, which together localize in an apical cap driving the directed extension of the bud, mating projection or pseudohypha. All are equally required to delocalize apical actin and terminate mating projection growth in budding yeast 
Spa2 is considered to be the central polarisome scaffolding protein that physically interacts with all other components through specific binding domains 
. Pea2 contains a predicted coiled-coil domain suggesting a possible function in targeted vesicle delivery; its precise molecular role, however, remains obscure. Nevertheless, it has been shown to display interdependent localization with Spa2, and to be required for bipolarization and mating cell fusion 

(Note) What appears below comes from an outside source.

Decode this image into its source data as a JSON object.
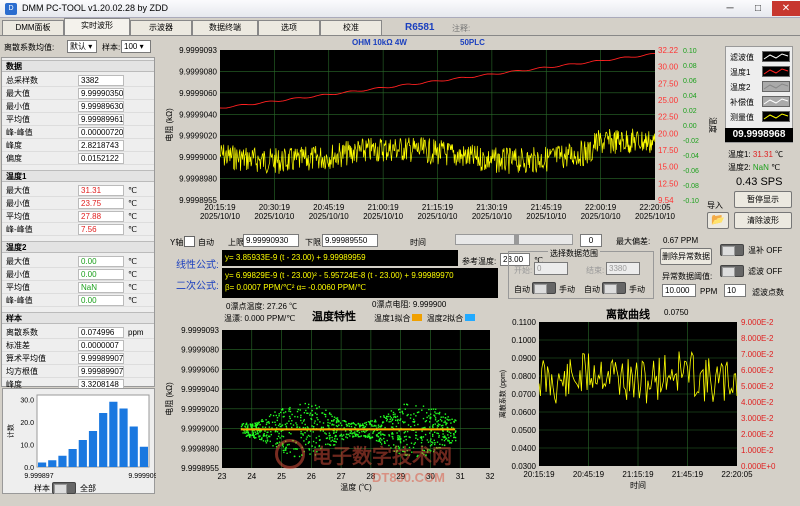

. The actin-interacting protein Aip3/Bud6 was initially identified as a protein that besides its association with actin also contains domains which suggested binding to Spa2, Pea2 and Bni1 

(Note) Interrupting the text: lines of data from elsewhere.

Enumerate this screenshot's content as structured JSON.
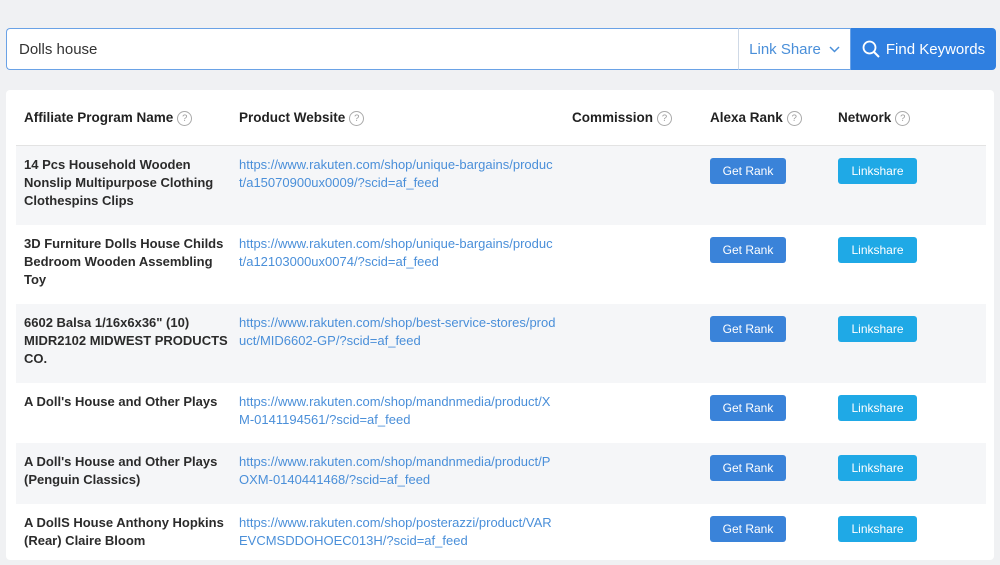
{
  "search": {
    "query": "Dolls house",
    "network_selected": "Link Share",
    "find_button_label": "Find Keywords",
    "accent_color": "#2f7fe0"
  },
  "table": {
    "headers": {
      "name": "Affiliate Program Name",
      "website": "Product Website",
      "commission": "Commission",
      "alexa": "Alexa Rank",
      "network": "Network"
    },
    "help_glyph": "?",
    "rows": [
      {
        "name": "14 Pcs Household Wooden Nonslip Multipurpose Clothing Clothespins Clips",
        "url": "https://www.rakuten.com/shop/unique-bargains/product/a15070900ux0009/?scid=af_feed",
        "commission": "",
        "rank_button": "Get Rank",
        "network_button": "Linkshare"
      },
      {
        "name": "3D Furniture Dolls House Childs Bedroom Wooden Assembling Toy",
        "url": "https://www.rakuten.com/shop/unique-bargains/product/a12103000ux0074/?scid=af_feed",
        "commission": "",
        "rank_button": "Get Rank",
        "network_button": "Linkshare"
      },
      {
        "name": "6602 Balsa 1/16x6x36\" (10) MIDR2102 MIDWEST PRODUCTS CO.",
        "url": "https://www.rakuten.com/shop/best-service-stores/product/MID6602-GP/?scid=af_feed",
        "commission": "",
        "rank_button": "Get Rank",
        "network_button": "Linkshare"
      },
      {
        "name": "A Doll's House and Other Plays",
        "url": "https://www.rakuten.com/shop/mandnmedia/product/XM-0141194561/?scid=af_feed",
        "commission": "",
        "rank_button": "Get Rank",
        "network_button": "Linkshare"
      },
      {
        "name": "A Doll's House and Other Plays (Penguin Classics)",
        "url": "https://www.rakuten.com/shop/mandnmedia/product/POXM-0140441468/?scid=af_feed",
        "commission": "",
        "rank_button": "Get Rank",
        "network_button": "Linkshare"
      },
      {
        "name": "A DollS House Anthony Hopkins (Rear) Claire Bloom",
        "url": "https://www.rakuten.com/shop/posterazzi/product/VAREVCMSDDOHOEC013H/?scid=af_feed",
        "commission": "",
        "rank_button": "Get Rank",
        "network_button": "Linkshare"
      }
    ]
  }
}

. The formin Bni1 is stimulated by Bud6 in a positive feedback loop and together they reinforce the assembly of robust actin cables from the cell cortex during budding and mating projection formation, and contractile actomyosin ring formation during cytokinesis 
. More recent data suggested an additional function of Bud6 in microtubule plus-end capture at the cell cortex, with contributions of formins 
. Localized assembly of these polarity regulators in the polarisome is maintained through a positive feedback loop from the Cdc42/Cdc24/Bem1 module whose components shuttle between the cytoplasm and plasma membrane 
. Due to its vital importance in cell polarity regulation, this Cdc42 GTPase module can be considered a fifth core component of the tip growth apparatus.
Homologs of Spa2, Aip3/Bud6 and Bni1 have been identified in a number of other filamentous growing fungi, and the majority already successfully localized in at least one of those species (). A homolog of Pea2 has so far only been identified in the filamentous yeast, Ashbya gossypii 
. Recent work in Neurospora crassa
has demonstrated how deletion or loss-of-function of CDC42, RAC-1 or CDC24 lead to severe defects in apical polarity and consequently hyphal morphologies 
, thereby demonstrating the vital role of this GTPase module in filamentous fungal cell polarity regulation. Although many new insights into the inner workings of the polarisome have been gained over the past decades, it is very likely that additional components localizing to this structure will be identified in the near future, revealing further details of its functional differences between yeasts and filamentous fungi.
Polarisome components in yeast and filamentous fungi.
In this study we set out to analyze the subcellular organization and dynamics of SPA-2, BUD-6 and BNI-1 in a wide range of developmental stages of Neurospora crassa, in order to characterize the filamentous fungal polarisome more comprehensively, and identify potential differences to other fungal species. Our analysis showed that during early, unicellular developmental stages the filamentous fungal polarisome closely resembles the apical cap configuration known from yeasts, but during later, multicellular developmental stages the three polarisome components SPA-2, BUD-6 and BNI-1 become spatiotemporally separated within the apical dome, and thus adopt a so far unknown polarisome architecture. Furthermore, novel polarisome-independent functions of BUD-6 and BNI-1 have been identified, including the maintenance of Spitzenkörper integrity, cell fusion, septum formation and cytokinesis.